It was widely reported that Spielberg fast-tracked this production when his star, Tom Cruise, became available due to a unexpected break in his schedule. The movie feels rushed, like Spielberg didn't give himself the creative time and effort to inspire new ideas. He's relying on pure talent to carry him through, and if this weren't a Spielberg movie, we wouldn't hold War of the Worlds to such a high standard. One of the principal suspense sequences, a cat and mouse hunt, is a sad pale imitation of the kitchen sequence of Jurassic Park, and ripoff of The Abyss too. The Boston Globe review described Dakota Fanning as a 'creepy mini Bette Davis', and they're not too far off. The ending is as tacked-on and sentimental as any Spielberg movie. Spielberg cannot bear to kill off any character we're supposed to care about, and War of the Worlds is no exception. (Weirs Beach Drive-In, Weirs Beach, NH)

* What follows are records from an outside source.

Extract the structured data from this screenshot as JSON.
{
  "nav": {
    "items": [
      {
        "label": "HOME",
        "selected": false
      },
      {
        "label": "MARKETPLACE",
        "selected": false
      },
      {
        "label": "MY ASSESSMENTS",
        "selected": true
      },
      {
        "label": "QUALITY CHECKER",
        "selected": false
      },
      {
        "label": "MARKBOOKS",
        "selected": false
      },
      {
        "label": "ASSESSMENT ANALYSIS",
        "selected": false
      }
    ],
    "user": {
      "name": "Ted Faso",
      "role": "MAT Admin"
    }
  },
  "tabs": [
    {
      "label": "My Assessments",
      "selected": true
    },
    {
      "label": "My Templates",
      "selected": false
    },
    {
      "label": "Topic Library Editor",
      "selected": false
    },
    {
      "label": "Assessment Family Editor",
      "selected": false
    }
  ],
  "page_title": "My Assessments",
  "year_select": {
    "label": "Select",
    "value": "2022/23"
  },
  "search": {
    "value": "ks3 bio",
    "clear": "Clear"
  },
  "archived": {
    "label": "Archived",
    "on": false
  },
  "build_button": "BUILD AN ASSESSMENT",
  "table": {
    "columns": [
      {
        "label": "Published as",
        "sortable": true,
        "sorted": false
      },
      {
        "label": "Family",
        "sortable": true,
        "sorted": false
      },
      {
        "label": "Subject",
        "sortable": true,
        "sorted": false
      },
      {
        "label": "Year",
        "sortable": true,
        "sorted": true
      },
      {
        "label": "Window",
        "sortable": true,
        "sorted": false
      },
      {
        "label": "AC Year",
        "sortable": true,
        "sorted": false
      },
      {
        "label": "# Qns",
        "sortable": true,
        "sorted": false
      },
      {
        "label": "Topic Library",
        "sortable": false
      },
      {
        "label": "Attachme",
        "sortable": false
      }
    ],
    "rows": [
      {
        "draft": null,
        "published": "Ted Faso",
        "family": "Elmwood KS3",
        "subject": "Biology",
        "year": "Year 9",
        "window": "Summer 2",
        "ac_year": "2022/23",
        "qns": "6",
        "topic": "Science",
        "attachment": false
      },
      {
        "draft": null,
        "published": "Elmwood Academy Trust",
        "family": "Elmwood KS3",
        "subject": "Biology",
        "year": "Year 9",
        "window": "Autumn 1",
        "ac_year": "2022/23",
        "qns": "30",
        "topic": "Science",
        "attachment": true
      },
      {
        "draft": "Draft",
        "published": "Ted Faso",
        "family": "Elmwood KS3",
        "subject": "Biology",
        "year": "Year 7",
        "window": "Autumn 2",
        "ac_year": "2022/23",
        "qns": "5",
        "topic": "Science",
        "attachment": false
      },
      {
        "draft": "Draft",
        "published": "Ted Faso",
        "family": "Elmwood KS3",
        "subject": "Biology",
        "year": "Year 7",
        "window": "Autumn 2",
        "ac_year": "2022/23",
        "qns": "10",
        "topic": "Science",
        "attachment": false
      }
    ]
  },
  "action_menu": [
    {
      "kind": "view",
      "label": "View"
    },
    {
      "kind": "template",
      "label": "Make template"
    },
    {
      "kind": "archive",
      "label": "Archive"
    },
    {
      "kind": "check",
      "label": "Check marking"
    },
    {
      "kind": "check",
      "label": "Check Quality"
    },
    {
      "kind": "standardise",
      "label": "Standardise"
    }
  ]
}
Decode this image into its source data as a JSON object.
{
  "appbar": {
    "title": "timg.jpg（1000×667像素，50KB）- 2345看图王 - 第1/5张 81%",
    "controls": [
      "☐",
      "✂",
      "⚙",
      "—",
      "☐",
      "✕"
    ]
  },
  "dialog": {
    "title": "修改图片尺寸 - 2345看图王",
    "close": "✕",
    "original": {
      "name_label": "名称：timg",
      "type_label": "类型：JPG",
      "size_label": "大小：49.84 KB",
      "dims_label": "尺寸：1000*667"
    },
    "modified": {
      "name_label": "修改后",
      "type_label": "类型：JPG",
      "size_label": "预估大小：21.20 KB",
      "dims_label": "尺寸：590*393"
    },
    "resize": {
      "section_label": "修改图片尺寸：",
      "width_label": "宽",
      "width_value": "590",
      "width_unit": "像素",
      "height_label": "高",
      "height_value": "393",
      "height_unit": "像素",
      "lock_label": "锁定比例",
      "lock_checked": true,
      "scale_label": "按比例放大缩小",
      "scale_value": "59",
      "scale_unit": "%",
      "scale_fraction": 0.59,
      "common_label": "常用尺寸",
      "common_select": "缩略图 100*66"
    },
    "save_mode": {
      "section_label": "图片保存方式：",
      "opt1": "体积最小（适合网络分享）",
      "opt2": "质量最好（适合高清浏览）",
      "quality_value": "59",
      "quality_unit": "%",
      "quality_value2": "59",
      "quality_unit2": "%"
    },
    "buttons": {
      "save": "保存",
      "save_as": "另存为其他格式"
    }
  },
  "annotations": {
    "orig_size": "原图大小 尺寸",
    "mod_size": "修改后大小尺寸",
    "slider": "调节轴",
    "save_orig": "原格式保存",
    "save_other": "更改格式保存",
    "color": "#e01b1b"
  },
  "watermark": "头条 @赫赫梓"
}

July 6, 2005
War of the Worlds
Steven Spielberg's sloppy attempt to make an unredeemed B-level alien invasion movie takes itself too seriously to be fun. I have no problem with Spielberg making a movie with no redeeming value whatsoever. However, the premise of the movie is presented in an utterly preposterous manner, yet the whole movie is staged with the utter seriousness of Saving Private Ryan's Omaha Beach sequence. Imagine Mars Attacks! without a sense of humor, and that's what we're stuck with here. Tom Cruise, meanwhile, takes the part way too seriously. We've seen all the tricks in the Tom Cruise Acting Portfolio too many times to be abosrbed by him anymore.